This video shows some of the seven barges that came to rest against the Marseilles Dam in central Illinois after they broke free from the DALE A. HELLER, a 128-foot towing vessel, on April 18. According to a press release from the US Coast Guard, the vessel was on the Illinois River approaching the Marseilles Lock canal when it lost control of its tow due to strong river currents from that day’s heavy rainfall. There were no injuries reported in the accident, but minor damage was reported to the dam and three cargo barges that were partially submerged at the dam.

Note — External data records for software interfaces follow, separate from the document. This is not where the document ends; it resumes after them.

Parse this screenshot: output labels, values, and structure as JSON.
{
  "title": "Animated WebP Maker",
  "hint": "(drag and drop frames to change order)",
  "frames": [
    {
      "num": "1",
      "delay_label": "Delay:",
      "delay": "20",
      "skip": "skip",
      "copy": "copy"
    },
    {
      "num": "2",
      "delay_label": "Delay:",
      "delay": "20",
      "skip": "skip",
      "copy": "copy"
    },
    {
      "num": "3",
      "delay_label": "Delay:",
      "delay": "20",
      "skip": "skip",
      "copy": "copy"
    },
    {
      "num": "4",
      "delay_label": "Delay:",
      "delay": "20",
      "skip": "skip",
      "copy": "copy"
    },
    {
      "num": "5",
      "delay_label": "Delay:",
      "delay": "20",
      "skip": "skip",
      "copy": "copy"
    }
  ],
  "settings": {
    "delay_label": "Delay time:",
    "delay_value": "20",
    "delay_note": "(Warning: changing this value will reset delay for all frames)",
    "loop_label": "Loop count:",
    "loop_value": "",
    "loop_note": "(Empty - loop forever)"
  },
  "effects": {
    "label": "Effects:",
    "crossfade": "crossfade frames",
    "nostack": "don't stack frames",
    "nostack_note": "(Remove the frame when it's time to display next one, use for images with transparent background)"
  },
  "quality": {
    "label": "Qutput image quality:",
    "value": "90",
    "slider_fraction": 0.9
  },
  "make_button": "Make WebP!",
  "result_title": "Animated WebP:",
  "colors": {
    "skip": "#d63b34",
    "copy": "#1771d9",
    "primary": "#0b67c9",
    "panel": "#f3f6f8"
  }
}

Just two days later, the US Coast Guard issued another press release stating that watchstanders received a call that between 50 and 80 barges had broken free of their moorings on the Mississippi River. The Coast Guard said a total of 104 barges were impacted by the breakaway, and while most were secured, nine barges full of coal sank 11 barges were still unaccounted for. The Jefferson Barracks Bridge on the south side of St. Louis was struck approximately four times, according to the Coast Guard. Approximately 12 hours later, watchstanders in Mississippi received a call that 30 barges carrying coal and grain broke free of their moorings after the lead barge struck the Vicksburg Railroad Bridge.
While none of these towing accidents resulted in any injuries, three workers sustained injuries when a series of explosions caused two fuel barges to catch fire along the Mobile River on April 25. The cause of the initial explosion was not immediately clear.
Tug and barge accidents can be the result of a vessel owner or operator failing to maintain safe equipment or provide adequate staffing, and injured workers in these cases may be entitled to compensation under claims of negligence under the Jones Act and unseaworthiness under general maritime law. We have additional information about the Jones Act and unseaworthiness available on our website.
In our next post, we will examine a recent story that discussed common deficiencies with towing vessels. If you sustained injuries or your loved one died while working on a tugboat or barge, contact our firm at (800) 392-6072 to schedule a free consultation or fill out the form on this page to have our Jones Act lawyers review your case.
Latti & Anderson LLP – Jones Act attorneys